Note:  Do not rely on this information. It is very old.

Le Sage

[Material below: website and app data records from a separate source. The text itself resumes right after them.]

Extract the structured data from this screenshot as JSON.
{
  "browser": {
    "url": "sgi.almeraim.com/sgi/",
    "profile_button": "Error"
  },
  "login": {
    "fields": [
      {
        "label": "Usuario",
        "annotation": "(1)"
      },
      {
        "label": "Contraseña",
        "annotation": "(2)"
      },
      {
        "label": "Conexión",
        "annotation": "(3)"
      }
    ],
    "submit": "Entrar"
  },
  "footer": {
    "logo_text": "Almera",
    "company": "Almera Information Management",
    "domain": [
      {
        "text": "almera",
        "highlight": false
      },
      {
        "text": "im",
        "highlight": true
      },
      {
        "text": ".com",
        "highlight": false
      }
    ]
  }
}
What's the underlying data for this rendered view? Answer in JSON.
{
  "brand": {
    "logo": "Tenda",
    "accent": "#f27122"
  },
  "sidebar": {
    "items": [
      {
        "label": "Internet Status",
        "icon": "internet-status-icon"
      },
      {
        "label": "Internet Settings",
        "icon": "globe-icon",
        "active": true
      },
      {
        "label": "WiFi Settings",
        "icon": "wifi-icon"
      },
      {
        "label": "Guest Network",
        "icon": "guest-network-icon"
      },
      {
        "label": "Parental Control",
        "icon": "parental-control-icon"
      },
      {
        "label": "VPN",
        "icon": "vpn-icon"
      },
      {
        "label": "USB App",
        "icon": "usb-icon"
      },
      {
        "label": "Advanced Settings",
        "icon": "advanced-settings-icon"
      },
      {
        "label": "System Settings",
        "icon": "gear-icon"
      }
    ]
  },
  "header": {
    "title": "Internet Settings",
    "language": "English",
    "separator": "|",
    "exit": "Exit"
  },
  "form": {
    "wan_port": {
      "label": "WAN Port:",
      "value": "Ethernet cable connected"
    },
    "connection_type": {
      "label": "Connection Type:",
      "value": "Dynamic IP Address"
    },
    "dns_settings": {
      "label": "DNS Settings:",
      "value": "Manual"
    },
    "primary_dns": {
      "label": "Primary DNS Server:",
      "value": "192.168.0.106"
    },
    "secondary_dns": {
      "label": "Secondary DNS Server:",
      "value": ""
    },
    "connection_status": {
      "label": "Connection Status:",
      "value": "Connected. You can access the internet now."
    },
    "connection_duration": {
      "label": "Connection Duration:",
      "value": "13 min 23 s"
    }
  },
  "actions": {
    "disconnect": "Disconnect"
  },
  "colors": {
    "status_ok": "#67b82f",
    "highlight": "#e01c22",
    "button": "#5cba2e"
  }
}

Le Sage, Alain Rene (1668-1747), the author of Gil Bias, was born at Sarzeau, near the Breton coast, a few miles S. of Vannes. He was educated by the Jesuits, called to the Parisian bar in 1692, and he married two years later a poor but beautiful girl, Marie Huyard. The turning-point in his life was when the Abbe de Lyonne placed his large Spanish library at the young man's disposal and added a pension to support his literary efforts. In the early years of the 18th century Le Sage translated plays of Rojas, Lope de Vega, and Avellaneda's continuation of Don Quixote, in 1705 his adaptation of Calderon's Bon Cesar Ursin was acted at the Court with success; but it was his Crispin Rival de son Maitre, a farce produced in 1707, which laid the foundation of his reputation. In the latter year also Le Sage's second greatest and his most popular work, Le Diable Boiteux, was published. In 1735 he revised it, and left it in its present form. His best play, Turcaret, which was a retouching and enlargement of a rejected trifle called Les Etrennes, appeared in 1709. It was a satire on contemporary financiers, who met it with an organised opposition. Soon after this Le Sage transferred his services from the Theatre Francais to the Theatre de la Foire, for which he wrote numerous light comic pieces and operettas. Meanwhile he was also at work upon his masterpiece, the first two parts of which were published in 1715; a third part appeared in 1724, and the concluding one in 1735. Le Sage spent the last seven years of his life at Boulogne.